Jon Gann wants to be on TV. Specifically, the upcoming reality show On the Lot, created by Steven Spielberg and Mark Burnett (Survivor, etc.). To that end, the filmmaker created a Web site, Put Jon on TV, excoriating exhorting people to vote for him.

The show pits filmmakers against each other for a supposed $1 million production deal, each potential Scorcese creating instant movies based on assigned criteria (genre, prop, character, etc.), the same premise as D.C.’s 48 Hour Film Project. Gann, a director, graphic designer, and creator of the DC Shorts festival (which City Paper is a sponsor of), notes that the program is “basically 48 Hours ripped off, and it’s something I’ve excelled at in the past.
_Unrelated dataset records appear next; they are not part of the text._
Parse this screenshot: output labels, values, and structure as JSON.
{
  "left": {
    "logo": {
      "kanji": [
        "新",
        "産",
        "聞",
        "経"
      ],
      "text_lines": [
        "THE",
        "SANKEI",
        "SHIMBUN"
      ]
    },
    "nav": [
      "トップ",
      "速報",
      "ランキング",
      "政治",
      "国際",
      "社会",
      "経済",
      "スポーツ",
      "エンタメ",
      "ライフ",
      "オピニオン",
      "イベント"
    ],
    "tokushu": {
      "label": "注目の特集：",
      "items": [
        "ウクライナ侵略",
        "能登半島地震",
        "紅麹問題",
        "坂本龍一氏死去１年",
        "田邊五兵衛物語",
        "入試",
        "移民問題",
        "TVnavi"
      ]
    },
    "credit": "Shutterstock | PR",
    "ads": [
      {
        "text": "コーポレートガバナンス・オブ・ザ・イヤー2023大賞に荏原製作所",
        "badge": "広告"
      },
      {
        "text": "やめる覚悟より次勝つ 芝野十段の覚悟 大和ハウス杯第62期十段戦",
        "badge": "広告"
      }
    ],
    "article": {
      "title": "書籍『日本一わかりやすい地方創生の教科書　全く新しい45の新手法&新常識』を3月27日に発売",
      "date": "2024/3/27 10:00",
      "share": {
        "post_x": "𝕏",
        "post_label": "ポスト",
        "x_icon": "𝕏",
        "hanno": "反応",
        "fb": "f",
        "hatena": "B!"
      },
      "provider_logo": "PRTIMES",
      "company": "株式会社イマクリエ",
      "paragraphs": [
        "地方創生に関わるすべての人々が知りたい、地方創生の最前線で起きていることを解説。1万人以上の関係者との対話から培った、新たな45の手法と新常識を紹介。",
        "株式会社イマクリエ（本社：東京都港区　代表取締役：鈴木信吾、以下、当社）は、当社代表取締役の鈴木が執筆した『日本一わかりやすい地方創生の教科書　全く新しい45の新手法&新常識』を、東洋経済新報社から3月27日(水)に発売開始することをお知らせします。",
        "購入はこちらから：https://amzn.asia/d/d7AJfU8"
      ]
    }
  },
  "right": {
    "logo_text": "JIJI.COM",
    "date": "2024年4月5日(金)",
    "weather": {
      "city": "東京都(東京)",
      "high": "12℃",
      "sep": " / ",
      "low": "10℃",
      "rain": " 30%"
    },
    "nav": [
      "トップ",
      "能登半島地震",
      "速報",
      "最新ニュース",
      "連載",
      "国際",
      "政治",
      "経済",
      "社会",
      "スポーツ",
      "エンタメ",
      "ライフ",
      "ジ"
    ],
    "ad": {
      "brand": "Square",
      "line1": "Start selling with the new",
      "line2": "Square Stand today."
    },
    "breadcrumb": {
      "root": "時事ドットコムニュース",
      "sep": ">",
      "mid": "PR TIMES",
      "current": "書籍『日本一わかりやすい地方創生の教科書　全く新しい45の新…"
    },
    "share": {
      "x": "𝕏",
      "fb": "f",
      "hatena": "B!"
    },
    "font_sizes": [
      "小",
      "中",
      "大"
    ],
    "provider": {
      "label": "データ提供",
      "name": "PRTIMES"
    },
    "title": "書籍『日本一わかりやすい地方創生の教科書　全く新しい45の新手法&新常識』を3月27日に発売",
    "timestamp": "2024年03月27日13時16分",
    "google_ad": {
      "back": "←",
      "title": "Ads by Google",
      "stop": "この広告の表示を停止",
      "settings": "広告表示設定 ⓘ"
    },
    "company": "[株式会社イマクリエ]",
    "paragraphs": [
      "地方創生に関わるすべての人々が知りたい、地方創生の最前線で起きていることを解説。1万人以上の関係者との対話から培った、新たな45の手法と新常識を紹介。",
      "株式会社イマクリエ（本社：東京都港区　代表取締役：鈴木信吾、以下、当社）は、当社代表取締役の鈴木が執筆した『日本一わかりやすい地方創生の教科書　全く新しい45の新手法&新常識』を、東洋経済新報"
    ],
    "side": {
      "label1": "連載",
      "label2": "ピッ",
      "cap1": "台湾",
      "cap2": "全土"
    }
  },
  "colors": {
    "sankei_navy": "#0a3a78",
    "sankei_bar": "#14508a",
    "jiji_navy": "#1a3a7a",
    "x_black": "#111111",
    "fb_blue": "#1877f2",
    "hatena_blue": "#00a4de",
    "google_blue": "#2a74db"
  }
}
And I thought, Wow, why wouldn’t I do this?

The 40-year-old Gann applied “under the premise that I’m older, but I’m a community builder, I believe in short film, I run a festival, blah blah blah, I see hundreds of films, so therefore I’d be an ideal candidate as someone who understands the craft of filmmaking. I may not be the world’s best director, but I understand what audiences want.”

The show’s hopefuls are asked to submit an under-five-minute example of their work. Gann submitted his 2004 48 Hour award-winning flick Signs four months ago. For reasons unclear, it didn’t show up on the site until earlier this week, putting Gann way behind the “vote-for-me” curve.

“My plan was to e-mail everyone I knew and get a lot of press out of it and have everyone vote for me so I could walk into the interview and say, ‘Hey, look—-I have 1,000 views!'” I was going to have postcards made. I was going to hand them out in the subway going, ‘Vote for me! Vote for me!’ I put that on the back burner, ’cause I didn’t know what was going on, or if it was every going on.”

But Gann is not giving up yet.

“I have a B plan that I can’t really talk about yet,” he says, explaining only, “My B plan would actually keep me in Washington and have me sort of working on the show at the same time. We shall see.”